The action really pops, and the story never meanders, which tells me the author(s) are really strong at outlining their plot. I’m looking forward to seeing what Corey has planned for the rest of the series.

surfacedetail

Surface Detail

Surface Detail by Iain M. Banks
This was my first time reading a novel by Iain M. Banks, and I have to say at first I felt like I had missed something. The first five chapters of this book gave me whiplash. The stabbing of a sex-slave! A medieval castle siege! A terrorist attack in space! The resurrection of said sex-slave! And Hell-ephants! (Of course, those are an alien species of elephants who been banished to their own alien version of Hell)!

After a while, all of these trippy plotlines coalesce around a central concept: The idea that (with enough advanced technology) a person’s consciousness can be copied and downloaded into something else. You’ve probably seen this before (Lawnmower Man, Freejack, Avatar, Inception, and perhaps most horrifically, in the Kirk Cameron vehicle Like Father Like Son). But Mr. Banks takes this idea one step further: Why not copy everyone’s psyches so that we all can live on after our physical bodies fail? And if you’re really into the idea of spiritual retribution, why not send (un)deserving souls to a virtual-reality version of Hell?
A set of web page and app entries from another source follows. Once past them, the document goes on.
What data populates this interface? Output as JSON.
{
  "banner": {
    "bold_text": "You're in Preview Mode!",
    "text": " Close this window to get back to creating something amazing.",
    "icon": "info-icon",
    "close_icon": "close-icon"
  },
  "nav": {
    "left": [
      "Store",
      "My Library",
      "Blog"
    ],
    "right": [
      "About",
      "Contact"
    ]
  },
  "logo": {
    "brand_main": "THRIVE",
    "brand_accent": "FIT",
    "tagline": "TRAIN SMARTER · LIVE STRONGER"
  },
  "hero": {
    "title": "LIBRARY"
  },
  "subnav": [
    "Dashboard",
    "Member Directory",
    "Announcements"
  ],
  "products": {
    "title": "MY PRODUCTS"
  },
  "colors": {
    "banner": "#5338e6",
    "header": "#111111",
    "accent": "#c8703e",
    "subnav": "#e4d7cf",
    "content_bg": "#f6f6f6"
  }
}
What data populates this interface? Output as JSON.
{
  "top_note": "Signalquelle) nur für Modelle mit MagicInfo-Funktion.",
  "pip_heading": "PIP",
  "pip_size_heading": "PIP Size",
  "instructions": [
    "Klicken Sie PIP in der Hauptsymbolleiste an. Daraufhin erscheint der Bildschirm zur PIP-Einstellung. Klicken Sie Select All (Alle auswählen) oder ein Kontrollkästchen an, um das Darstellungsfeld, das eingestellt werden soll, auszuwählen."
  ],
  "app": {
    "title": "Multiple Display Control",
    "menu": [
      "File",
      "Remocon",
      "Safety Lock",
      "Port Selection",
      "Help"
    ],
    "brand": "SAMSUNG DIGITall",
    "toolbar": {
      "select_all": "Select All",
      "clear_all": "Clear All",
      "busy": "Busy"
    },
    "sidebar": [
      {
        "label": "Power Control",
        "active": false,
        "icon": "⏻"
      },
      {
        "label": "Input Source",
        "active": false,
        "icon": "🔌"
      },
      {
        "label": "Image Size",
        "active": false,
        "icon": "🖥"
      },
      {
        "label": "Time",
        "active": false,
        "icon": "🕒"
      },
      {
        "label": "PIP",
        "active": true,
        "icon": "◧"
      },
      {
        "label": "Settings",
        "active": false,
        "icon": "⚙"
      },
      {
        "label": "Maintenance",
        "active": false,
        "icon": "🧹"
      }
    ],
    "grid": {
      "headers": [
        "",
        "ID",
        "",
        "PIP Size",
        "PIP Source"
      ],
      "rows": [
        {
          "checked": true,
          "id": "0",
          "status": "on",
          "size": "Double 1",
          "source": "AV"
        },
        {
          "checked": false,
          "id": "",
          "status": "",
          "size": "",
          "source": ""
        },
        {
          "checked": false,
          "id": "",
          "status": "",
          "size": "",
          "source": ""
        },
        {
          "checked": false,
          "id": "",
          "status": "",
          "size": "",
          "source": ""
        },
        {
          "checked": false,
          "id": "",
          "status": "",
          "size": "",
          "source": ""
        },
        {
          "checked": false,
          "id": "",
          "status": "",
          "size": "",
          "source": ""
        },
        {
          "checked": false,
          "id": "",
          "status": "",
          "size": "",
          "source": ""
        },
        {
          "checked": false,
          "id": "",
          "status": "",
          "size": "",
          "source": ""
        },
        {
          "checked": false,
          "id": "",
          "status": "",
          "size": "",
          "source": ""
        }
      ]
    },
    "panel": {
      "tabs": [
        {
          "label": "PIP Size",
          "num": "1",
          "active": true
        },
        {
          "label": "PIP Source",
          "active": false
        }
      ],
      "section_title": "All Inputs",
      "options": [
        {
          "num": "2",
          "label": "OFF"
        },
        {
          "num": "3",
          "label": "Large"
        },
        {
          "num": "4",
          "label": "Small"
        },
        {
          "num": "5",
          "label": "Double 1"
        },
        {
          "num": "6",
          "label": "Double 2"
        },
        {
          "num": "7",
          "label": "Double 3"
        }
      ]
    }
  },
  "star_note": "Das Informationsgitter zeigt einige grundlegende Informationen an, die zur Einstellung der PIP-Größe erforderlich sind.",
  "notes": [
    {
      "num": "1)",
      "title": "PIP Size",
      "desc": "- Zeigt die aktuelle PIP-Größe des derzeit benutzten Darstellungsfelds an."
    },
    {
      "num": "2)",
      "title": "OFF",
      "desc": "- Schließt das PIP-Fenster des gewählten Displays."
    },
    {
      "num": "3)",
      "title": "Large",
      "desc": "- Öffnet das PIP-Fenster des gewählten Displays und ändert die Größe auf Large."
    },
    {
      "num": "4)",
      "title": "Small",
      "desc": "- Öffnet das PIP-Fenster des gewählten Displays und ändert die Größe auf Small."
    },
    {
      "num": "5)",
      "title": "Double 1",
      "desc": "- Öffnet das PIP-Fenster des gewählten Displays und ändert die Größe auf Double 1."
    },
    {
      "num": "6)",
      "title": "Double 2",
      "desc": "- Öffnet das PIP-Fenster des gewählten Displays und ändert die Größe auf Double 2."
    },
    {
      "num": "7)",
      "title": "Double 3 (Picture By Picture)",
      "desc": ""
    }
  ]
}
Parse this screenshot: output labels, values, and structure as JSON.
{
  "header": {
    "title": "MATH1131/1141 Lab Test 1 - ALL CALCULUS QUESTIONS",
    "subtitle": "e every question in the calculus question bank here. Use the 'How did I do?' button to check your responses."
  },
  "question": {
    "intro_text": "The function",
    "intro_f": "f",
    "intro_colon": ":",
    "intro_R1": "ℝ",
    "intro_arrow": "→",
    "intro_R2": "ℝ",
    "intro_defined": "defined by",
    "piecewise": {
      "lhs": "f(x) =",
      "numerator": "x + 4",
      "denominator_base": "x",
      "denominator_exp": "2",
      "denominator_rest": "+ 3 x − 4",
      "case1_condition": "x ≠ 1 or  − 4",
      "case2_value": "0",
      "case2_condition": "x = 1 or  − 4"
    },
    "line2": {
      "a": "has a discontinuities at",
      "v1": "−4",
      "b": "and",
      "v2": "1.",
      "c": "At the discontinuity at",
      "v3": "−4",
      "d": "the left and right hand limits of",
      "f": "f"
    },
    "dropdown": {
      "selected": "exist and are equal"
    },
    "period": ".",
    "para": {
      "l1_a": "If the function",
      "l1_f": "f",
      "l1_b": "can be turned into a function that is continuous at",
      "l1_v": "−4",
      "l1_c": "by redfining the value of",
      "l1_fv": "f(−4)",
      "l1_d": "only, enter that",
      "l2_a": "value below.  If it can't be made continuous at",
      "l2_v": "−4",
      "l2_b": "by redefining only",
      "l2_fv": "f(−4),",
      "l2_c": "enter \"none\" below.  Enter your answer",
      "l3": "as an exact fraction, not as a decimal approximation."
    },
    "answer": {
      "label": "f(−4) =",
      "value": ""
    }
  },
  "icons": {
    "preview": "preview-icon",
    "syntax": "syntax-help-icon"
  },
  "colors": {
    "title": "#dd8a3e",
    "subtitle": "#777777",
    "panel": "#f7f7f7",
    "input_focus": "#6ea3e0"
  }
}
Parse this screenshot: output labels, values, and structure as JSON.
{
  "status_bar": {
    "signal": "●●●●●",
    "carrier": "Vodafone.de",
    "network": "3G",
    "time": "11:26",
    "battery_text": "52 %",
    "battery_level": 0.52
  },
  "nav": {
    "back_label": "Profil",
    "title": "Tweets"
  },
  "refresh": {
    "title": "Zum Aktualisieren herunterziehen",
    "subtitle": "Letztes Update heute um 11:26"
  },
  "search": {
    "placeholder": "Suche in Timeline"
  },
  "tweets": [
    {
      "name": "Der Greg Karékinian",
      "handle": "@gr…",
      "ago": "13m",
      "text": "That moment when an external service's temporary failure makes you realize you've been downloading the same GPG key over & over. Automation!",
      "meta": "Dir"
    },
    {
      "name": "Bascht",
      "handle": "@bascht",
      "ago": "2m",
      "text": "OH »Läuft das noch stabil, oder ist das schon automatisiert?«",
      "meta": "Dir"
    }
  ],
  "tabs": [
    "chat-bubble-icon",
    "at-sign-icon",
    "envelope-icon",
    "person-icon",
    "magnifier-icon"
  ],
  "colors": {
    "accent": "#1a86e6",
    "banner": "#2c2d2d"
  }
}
Some alien societies see these virtual Hells as a logical manifestation of their religion. Others think they’re the equivalent of eternal concentration camps. Hmmm. Lxet’s have a galactic war about it! Awesome! The ideas, action, dialog, and descriptions in this book were all brilliant. Surface Detail might not have been the most noob-friendly introduction to Bank’s ‘Culture’ world, but it definitely hooked me. Now I just have to figure out who is Mr. Zakalwe. The Culture’s version of Ron Burgundy?